Later this month, the Scottish Government will publish its benefit take-up strategy, which will set out how the Government intends to promote take-up of the new Scottish social security benefits. As entitlement to some of those benefits is linked to being in receipt of a United Kingdom benefit, we will explore what impact that promotion work could have on the take-up of those UK benefits.

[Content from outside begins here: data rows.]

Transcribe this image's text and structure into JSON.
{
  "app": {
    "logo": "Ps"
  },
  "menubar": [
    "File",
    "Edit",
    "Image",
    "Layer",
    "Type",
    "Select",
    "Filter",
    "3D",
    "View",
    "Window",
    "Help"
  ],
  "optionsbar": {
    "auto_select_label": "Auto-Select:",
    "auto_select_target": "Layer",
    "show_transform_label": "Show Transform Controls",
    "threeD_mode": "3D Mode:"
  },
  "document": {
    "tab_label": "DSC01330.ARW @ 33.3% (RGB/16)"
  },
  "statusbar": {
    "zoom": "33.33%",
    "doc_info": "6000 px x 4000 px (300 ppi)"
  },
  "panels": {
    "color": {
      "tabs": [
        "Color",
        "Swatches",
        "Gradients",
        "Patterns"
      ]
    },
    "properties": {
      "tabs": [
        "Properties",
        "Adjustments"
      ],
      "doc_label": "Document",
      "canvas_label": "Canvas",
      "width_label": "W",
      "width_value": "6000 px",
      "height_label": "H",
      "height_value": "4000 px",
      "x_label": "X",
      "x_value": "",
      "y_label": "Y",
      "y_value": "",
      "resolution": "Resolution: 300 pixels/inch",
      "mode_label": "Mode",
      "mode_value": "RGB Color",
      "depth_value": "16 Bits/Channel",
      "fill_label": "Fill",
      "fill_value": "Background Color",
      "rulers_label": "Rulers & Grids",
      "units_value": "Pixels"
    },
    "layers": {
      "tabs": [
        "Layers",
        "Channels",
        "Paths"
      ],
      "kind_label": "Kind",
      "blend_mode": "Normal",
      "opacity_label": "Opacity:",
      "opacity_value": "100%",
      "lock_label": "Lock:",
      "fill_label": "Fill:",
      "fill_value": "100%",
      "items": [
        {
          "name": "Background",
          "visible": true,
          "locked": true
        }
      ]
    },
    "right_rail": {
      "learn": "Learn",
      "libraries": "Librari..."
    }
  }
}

To inform our views, we are engaging with stakeholders, organisations and individuals to answer nine key questions, which I will set out. What do we know about how much is unclaimed and why? What are the gaps in knowledge and research and how can those gaps be reduced? How can the administration of benefits be improved to maximise take-up? How can technology be used as far as possible to create a more automated system that uses information that is gathered for other reasons to award benefits automatically, and what would be the advantages and disadvantages of that greater automation? What can we learn from previous campaigns to increase take-up? Are different approaches required for different benefits and client groups? What kinds of eligibility criteria ensure better take-up? How might the development of Scottish social security impact on the take-up of reserved and devolved benefits? Are there other questions that the stakeholders or MSPs think that we should consider as part of the inquiry?

As well as taking written and oral evidence, the committee wants to hear from people with lived experience of the benefits system. In the run-up to challenge poverty week, which starts next Monday, some members of the committee will visit the Glasgow North West Citizens Advice Bureau to hear from advice workers and their clients about some of the reasons why people do not claim the benefits that they are entitled to.

We look forward to reporting back to the Parliament with our findings and recommendations in the new year.

Thank you, Presiding Officer, for the opportunity to make the announcement.